Breaking down judge's ruling against Florida's pension law

Published March 7 2012
Updated March 7 2012

What happened?

Leon County Circuit Court Judge Jackie Fulford ruled Tuesday that the state's 2011 law requiring that members of the Florida Retirement System contribute 3 percent of their salaries to the pension fund unconstitutionally breached the contract with existing employees.

She ruled that the Legislature's action was "an unconstitutional impairment of plaintiff's contract with the State of Florida, an unconstitutional taking of private property without full compensation, and an abridgement of the rights of public employees to collectively bargain over conditions of employment." Fulford also found unconstitutional a piece of the law that lowered cost-of-living adjustments retirees received.

The ruling applies to government workers who were members of the Florida Retirement System before July 1, 2011.

Who was forced to contribute 3 percent of their salaries to pensions?

All public employees enrolled in the Florida Retirement System, which covers employees of the state, school districts, counties, public universities and community colleges, 182 cities and 231 special districts.

How many people is that?

560,000 working Floridians, from teachers to corrections officers.

Why did the Legislature require workers to direct part of their salary to the state retirement system?

Lawmakers have considered making government workers pay into the retirement system before, but the idea gained momentum in 2011 because it was a top priority of Gov. Rick Scott. Scott originally wanted workers to contribute 5 percent of their salary; lawmakers settled on 3 percent.

The law that was adopted made other changes to the state retirement system, including raising the retirement age for new workers. The lawsuit doesn't affect workers hired after July 1, 2011.

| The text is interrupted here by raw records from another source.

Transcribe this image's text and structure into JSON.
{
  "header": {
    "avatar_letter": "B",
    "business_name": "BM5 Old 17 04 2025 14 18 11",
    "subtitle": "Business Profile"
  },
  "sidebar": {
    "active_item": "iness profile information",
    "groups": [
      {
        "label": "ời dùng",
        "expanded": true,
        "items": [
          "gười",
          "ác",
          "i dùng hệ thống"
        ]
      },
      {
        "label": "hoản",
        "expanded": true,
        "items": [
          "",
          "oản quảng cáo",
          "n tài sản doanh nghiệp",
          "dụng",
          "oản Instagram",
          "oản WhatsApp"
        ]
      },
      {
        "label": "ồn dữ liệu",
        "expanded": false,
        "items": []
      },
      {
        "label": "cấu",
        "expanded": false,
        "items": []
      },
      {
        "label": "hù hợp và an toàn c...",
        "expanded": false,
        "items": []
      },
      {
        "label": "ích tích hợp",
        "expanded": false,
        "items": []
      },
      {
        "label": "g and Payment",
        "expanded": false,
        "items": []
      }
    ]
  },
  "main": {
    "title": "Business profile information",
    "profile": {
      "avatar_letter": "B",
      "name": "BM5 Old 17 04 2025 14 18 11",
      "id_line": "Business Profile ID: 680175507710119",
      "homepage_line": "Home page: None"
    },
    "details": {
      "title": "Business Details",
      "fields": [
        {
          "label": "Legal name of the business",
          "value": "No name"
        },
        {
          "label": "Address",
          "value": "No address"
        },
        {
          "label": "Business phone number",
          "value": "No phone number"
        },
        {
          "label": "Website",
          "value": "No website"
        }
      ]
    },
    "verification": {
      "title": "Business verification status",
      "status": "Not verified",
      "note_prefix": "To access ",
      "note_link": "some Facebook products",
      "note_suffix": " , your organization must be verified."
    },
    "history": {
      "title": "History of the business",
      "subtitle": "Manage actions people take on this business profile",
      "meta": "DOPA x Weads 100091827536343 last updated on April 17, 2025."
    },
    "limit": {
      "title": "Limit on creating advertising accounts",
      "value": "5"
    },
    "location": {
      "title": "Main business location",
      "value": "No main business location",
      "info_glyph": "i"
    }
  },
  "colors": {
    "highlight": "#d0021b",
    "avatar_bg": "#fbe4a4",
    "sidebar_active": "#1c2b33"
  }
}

Wasn't it a campaign promise of Gov. Rick Scott to have state workers contribute to their pensions? What does he say about the ruling?

"I don't understand the ruling. It doesn't make any sense to me," Scott said Tuesday night. "We are appealing it and I'm sure it will be held constitutional, but think of the adverse impact it has on our state. . . . That plan is getting more unfunded every year."

Scott promised during the campaign to align employee contributions with other states, most of which require employees to direct a portion of their paycheck toward their retirement plan.

What's the immediate impact on the state budget lawmakers are completing this week for the 2012-13 year?

If the state appeals, as Scott has promised, there will be an automatic stay — which means the state will not be forced to return employee contributions or fill a corresponding budget hole.

House and Senate leaders say there will be no immediate impact on the budget they are scheduled to vote on Friday.

Who would hear the appeal?

The case would be appealed to the 1st District Court of Appeal in Tallahassee. It likely would then be heard by the Florida Supreme Court.

If the ruling stands, will the state have to pay back workers what they've contributed since the law went into effect July 1, 2011?

Yes, the judge ordered payback with interest.

Who is this judge?

Fulford, a Republican, was appointed to the 2nd Judicial Circuit Court in 2009 by then-Gov. Charlie Crist. She previously served as chief assistant state attorney for the circuit, which covers Tallahassee and six Panhandle counties. Fulford graduated from Stetson College of Law. In 2011, she struck down a legislative proposal to privatize prisons and work camps in 18 South Florida counties.

Times/Herald staff writer Steve Bousquet contributed to this report.